Another important change relates to the system by which fees payable upon the grant of permanent residence are calculated. Previously, the fee payable depended on whether the person was employed in an unskilled, skilled or professional occupation. With only three possible outcomes this was considered unfair to those who were either considered skilled or professional but whose incomes were not as high as other occupations within those designations. For example, a teacher or nurse and a managing director would be required to pay the same fee ($5,000). It was therefore decided to introduce a system where the fee payable is based on the person's annual income, and there would be six income ranges with fees set incrementally as the income bands increased. Using the same example as before, a teacher under the new system earning between $43,000 and $59,000 per annum would pay a fee of $2,000 whereas a managing director earning in excess of $100,000 per annum would pay $6,000. We consider that this is a much fairer basis upon which to assess permanent residence fees.
The way ahead
Turning now to the future, those of you who listened to my introduction of the Immigration (Amendment) Bill 2008 in the Legislative Assembly last month will have heard me say that the launch of the administrative system of processing work permits is not the end of the process. The Department of Immigration is already working on the next stage - a stage that focuses on combating work permit abuse by unscrupulous employers. Measures are to be introduced that will require employers to pre-qualify before being able to apply for and obtain any work permits. This pre-qualification process will ensure that employers are complying with health insurance and pension requirements in respect of their employees and that they have programmes in place to ensure that Caymanians are given every opportunity through on-the-job training, mentoring or further education to advance in their careers. As part of this initiative, mechanisms will also be introduced to reward those employers who stand out as good corporate citizens. Again, the development of this next phase is being done in consultation with representatives from the private sector. The joint public - private sector group will be submitting proposals on this next stage to Cabinet by 15 January 2009.

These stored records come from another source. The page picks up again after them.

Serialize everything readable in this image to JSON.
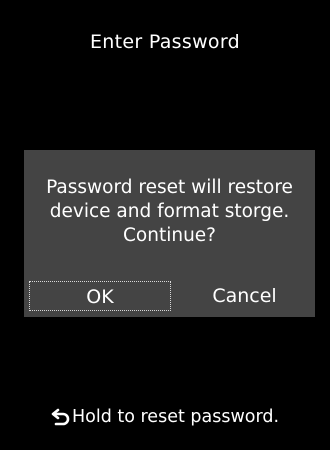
{
  "screen": {
    "title": "Enter Password"
  },
  "dialog": {
    "message": "Password reset will restore\ndevice and format storge.\nContinue?",
    "ok_label": "OK",
    "cancel_label": "Cancel"
  },
  "hint": {
    "icon": "back-arrow-icon",
    "text": "Hold to reset password."
  },
  "colors": {
    "background": "#000000",
    "dialog_background": "#444444",
    "text": "#ffffff",
    "focus_outline": "#d9d9d9"
  }
}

I would like to end by saying that while the administrative system of processing applications will make huge improvements in efficiency, as with any new system there will be teething problems. I ask that in the spirit of partnership, that I have been speaking about, our businesses and employers will show patience and understanding as those issues are addressed.